Fish Description: The back of the Swordfish has a range of grayish blue, brown, metallic, and purple, or a bronze look. Its sides are light muddy in color, and its underbelly is off-white. The Costa Rica Swordfish has a long, flat, sword-like upper jaw and does not have scales, teeth, or pelvic fins. The first dorsal fin is high with a single keel on each side of its body in front of the tail.

Costa Rica Swordfish Fishing


Size: In the past, the Swordfish averaged 200 pounds, but now with commercial fishing, that has changed. Currently, the average is around 48 inches.

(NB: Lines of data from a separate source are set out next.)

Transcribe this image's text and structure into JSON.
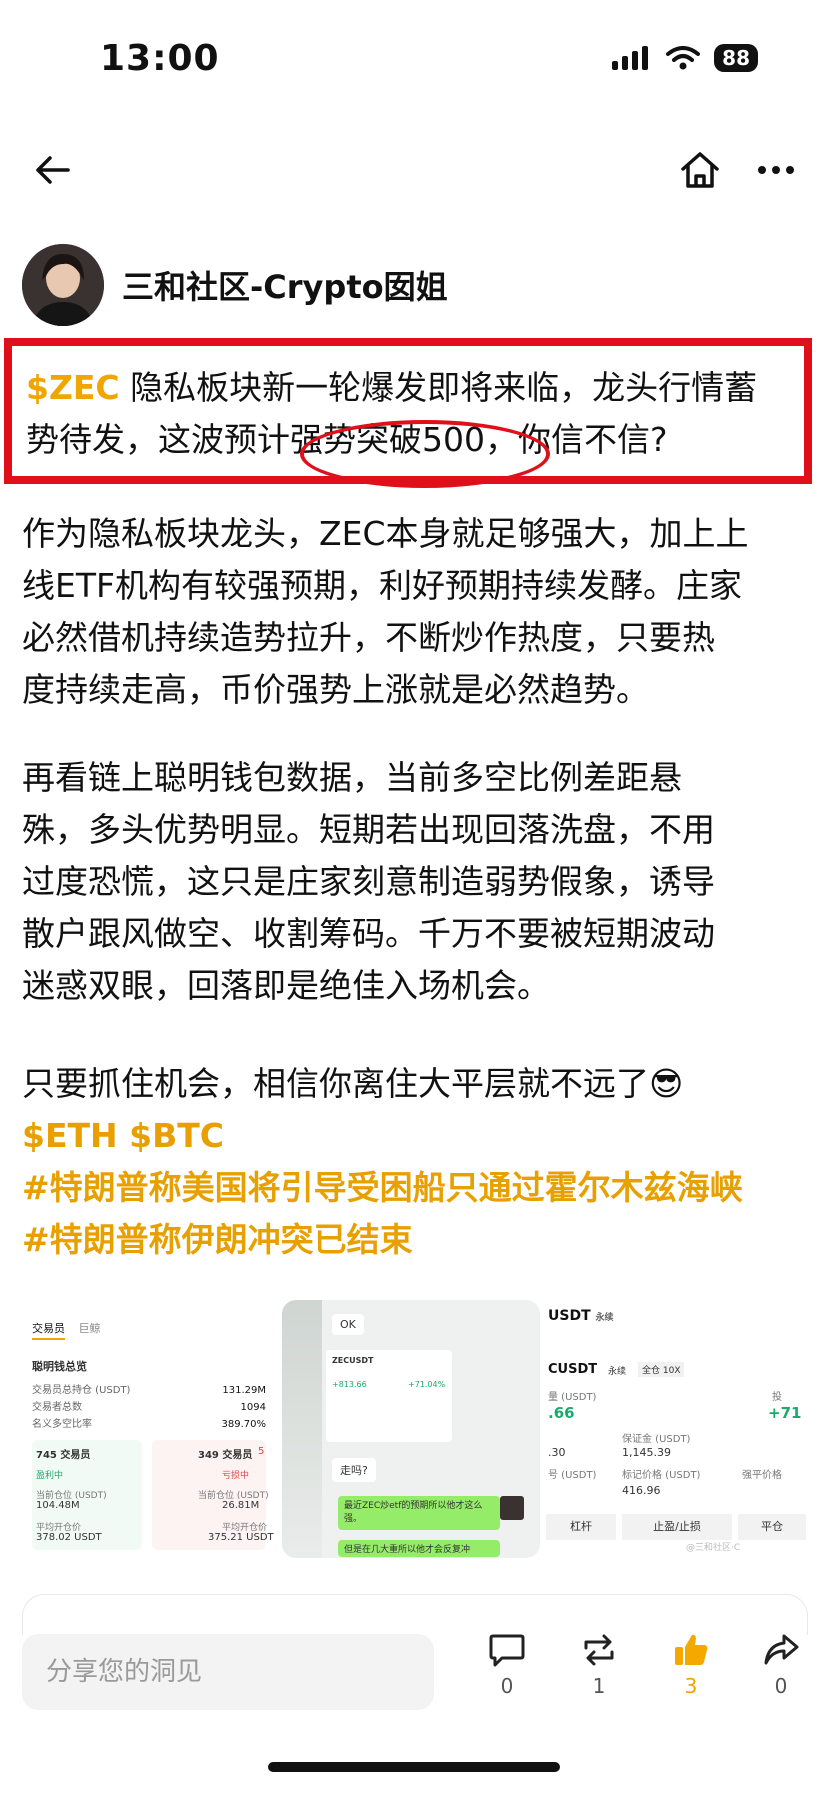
{
  "status_bar": {
    "time": "13:00",
    "battery": "88"
  },
  "author": {
    "name": "三和社区-Crypto囡姐"
  },
  "post": {
    "headline_tag": "$ZEC",
    "headline_line1": " 隐私板块新一轮爆发即将来临，龙头行情蓄",
    "headline_line2": "势待发，这波预计强势突破500，你信不信?",
    "para1_lines": [
      "作为隐私板块龙头，ZEC本身就足够强大，加上上",
      "线ETF机构有较强预期，利好预期持续发酵。庄家",
      "必然借机持续造势拉升，不断炒作热度，只要热",
      "度持续走高，币价强势上涨就是必然趋势。"
    ],
    "para2_lines": [
      "再看链上聪明钱包数据，当前多空比例差距悬",
      "殊，多头优势明显。短期若出现回落洗盘，不用",
      "过度恐慌，这只是庄家刻意制造弱势假象，诱导",
      "散户跟风做空、收割筹码。千万不要被短期波动",
      "迷惑双眼，回落即是绝佳入场机会。"
    ],
    "para3": "只要抓住机会，相信你离住大平层就不远了😎",
    "cashtags": "$ETH $BTC",
    "hashtag1": "#特朗普称美国将引导受困船只通过霍尔木兹海峡",
    "hashtag2": "#特朗普称伊朗冲突已结束"
  },
  "image1": {
    "tab_active": "交易员",
    "tab_other": "巨鲸",
    "section": "聪明钱总览",
    "rows": [
      {
        "label": "交易员总持仓 (USDT)",
        "value": "131.29M"
      },
      {
        "label": "交易者总数",
        "value": "1094"
      },
      {
        "label": "名义多空比率",
        "value": "389.70%"
      }
    ],
    "long_count": "745 交易员",
    "short_count": "349 交易员",
    "short_badge": "5",
    "long_tag": "盈利中",
    "short_tag": "亏损中",
    "long_pos_label": "当前仓位 (USDT)",
    "long_pos": "104.48M",
    "short_pos_label": "当前仓位 (USDT)",
    "short_pos": "26.81M",
    "long_avg_label": "平均开仓价",
    "long_avg": "378.02 USDT",
    "short_avg_label": "平均开仓价",
    "short_avg": "375.21 USDT"
  },
  "image2": {
    "ok": "OK",
    "pair": "ZECUSDT",
    "pnl1": "+813.66",
    "pnl2": "+71.04%",
    "q1": "走吗?",
    "msg": "最近ZEC炒etf的预期所以他才这么强。",
    "msg2": "但是在几大重所以他才会反复冲"
  },
  "image3": {
    "pair": "USDT",
    "perp": "永续",
    "pair_full": "CUSDT",
    "perp2": "永续",
    "mode": "全仓 10X",
    "size_label": "量 (USDT)",
    "pnl": ".66",
    "pnl_right": "+71",
    "invest": "投",
    "margin_label": "保证金 (USDT)",
    "margin": "1,145.39",
    "entry_partial": ".30",
    "entry_label": "号 (USDT)",
    "mark_label": "标记价格 (USDT)",
    "mark": "416.96",
    "liq_label": "强平价格",
    "btn1": "杠杆",
    "btn2": "止盈/止损",
    "btn3": "平仓",
    "watermark": "@三和社区·C"
  },
  "share": {
    "placeholder": "分享您的洞见"
  },
  "actions": {
    "comments": "0",
    "reposts": "1",
    "likes": "3",
    "shares": "0"
  },
  "colors": {
    "accent": "#f0a500",
    "highlight_border": "#e0101a",
    "green": "#1aab6b",
    "red": "#e04646"
  }
}
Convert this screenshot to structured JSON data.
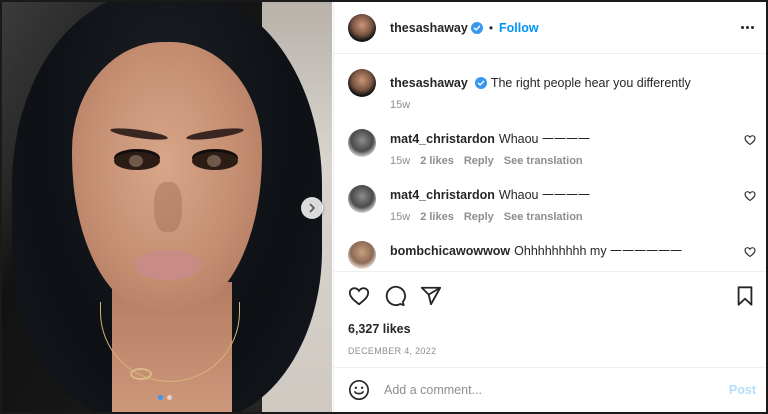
{
  "post": {
    "author": "thesasha­way",
    "follow_label": "Follow",
    "dot": "•",
    "caption": {
      "username": "thesashaway",
      "text": "The right people hear you differently",
      "age": "15w"
    },
    "comments": [
      {
        "username": "mat4_christardon",
        "text": "Whaou 𑁋𑁋𑁋𑁋",
        "age": "15w",
        "likes": "2 likes",
        "reply": "Reply",
        "translate": "See translation"
      },
      {
        "username": "mat4_christardon",
        "text": "Whaou 𑁋𑁋𑁋𑁋",
        "age": "15w",
        "likes": "2 likes",
        "reply": "Reply",
        "translate": "See translation"
      },
      {
        "username": "bombchicawowwow",
        "text": "Ohhhhhhhhh my 𑁋𑁋𑁋𑁋𑁋𑁋",
        "age": "",
        "likes": "",
        "reply": "",
        "translate": ""
      }
    ],
    "likes_count": "6,327 likes",
    "date": "DECEMBER 4, 2022",
    "add_comment_placeholder": "Add a comment...",
    "post_label": "Post"
  },
  "colors": {
    "link": "#0095f6",
    "post_disabled": "#b2dffc",
    "muted": "#8e8e8e"
  },
  "icons": [
    "verified-icon",
    "more-icon",
    "heart-icon",
    "comment-icon",
    "share-icon",
    "bookmark-icon",
    "emoji-icon",
    "chevron-right-icon"
  ]
}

Remarks: Large swordfish are all females, and males rarely exceed 200 pounds. Except when spawning, the females are believed to prefer cooler water than that favored by male Swordfish. They feed on squid, octopus, and pelagic fish of all kinds.

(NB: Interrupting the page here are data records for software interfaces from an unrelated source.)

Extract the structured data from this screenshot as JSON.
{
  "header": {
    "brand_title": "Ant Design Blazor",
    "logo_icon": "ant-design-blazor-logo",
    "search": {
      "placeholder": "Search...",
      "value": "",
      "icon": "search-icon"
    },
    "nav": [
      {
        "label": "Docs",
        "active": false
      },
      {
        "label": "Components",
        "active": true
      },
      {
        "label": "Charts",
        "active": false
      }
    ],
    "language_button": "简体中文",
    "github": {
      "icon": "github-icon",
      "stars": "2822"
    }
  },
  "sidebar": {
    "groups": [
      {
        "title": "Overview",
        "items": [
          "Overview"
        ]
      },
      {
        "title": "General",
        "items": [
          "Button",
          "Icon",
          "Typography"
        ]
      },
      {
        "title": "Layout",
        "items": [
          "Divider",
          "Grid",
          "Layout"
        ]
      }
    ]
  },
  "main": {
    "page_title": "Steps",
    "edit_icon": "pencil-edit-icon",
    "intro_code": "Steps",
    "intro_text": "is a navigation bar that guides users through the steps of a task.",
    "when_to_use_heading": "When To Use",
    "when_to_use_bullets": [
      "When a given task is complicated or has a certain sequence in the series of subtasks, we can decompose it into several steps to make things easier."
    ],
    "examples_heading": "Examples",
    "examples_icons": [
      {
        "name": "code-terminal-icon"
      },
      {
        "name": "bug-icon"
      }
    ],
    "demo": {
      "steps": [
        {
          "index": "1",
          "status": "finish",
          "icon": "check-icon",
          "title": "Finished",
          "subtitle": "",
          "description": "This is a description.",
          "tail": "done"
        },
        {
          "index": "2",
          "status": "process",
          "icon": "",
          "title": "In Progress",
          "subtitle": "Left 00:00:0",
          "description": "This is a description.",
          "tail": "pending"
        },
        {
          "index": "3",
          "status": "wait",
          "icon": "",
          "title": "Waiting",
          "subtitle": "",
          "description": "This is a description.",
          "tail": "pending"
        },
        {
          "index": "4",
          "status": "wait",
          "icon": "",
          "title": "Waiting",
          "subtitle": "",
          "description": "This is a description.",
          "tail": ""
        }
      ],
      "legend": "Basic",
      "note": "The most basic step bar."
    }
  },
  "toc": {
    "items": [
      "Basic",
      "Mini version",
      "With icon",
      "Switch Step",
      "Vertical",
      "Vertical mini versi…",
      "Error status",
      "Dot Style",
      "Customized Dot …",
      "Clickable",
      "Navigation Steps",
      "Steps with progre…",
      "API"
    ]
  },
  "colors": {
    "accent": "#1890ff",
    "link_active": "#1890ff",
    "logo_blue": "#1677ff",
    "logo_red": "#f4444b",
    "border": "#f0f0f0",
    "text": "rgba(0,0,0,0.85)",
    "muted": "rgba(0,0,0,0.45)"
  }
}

Costa Rica Swordfish

Swordfish is a highly sought-after game fish for their size, strength, and fighting ability. They are found in warm waters around the world and can grow up to 14 feet long and weigh over 1,000 pounds. If you want to catch a swordfish, read on for tips on their habits, habitats, and the best techniques for reeling them in.

Understanding Swordfish Habits and Habitats.
Swordfish are found in warm waters around the world, typically in depths of 1,200 to 1,800 feet. They are known to migrate long distances, often following their prey, which includes squid, mackerel, and other fish. Swordfish are also known to swim near the surface at night, making them a popular target for anglers using lights to attract them. Understanding their habits and habitats is key to successfully catching swordfish.

Choosing the Right Gear and Equipment.
When catching swordfish, having the right gear and equipment is crucial. Anglers typically use heavy-duty rods and reels with a minimum line strength of 80 pounds. A variety of baits can be used, including squid, mackerel, and live baitfish. It’s also important to have a reliable GPS system and depth finder to locate swordfish in their deep-water habitats. Additionally, specialized lights and rigs can attract swordfish to the surface at night.

Techniques for Catching Swordfish.
Catching swordfish requires skill, patience, and the right equipment. One popular technique is deep dropping, where anglers use heavy weights to drop bait to depths of 1,500 feet or more. Another technique is trolling, where baits are dragged behind a boat at varying depths. Swordfish are also known to feed near the surface at night, making them vulnerable to techniques like kite fishing and buoy fishing. Whatever technique you choose, be prepared for a challenging and rewarding fight with one of the ocean’s ultimate game fish.

Safety Tips for Swordfishing.
Swordfishing can be a thrilling and rewarding experience, but it’s important to prioritize safety while out on the water. Always wear a life jacket and make sure your boat is equipped with proper safety equipment, including flares, a first aid kit, and a radio for communication. Be aware of weather conditions and avoid fishing in rough seas or during thunderstorms. It’s also important to handle swordfish with care, using gloves and a de-hooking tool to avoid injury to both yourself and the fish.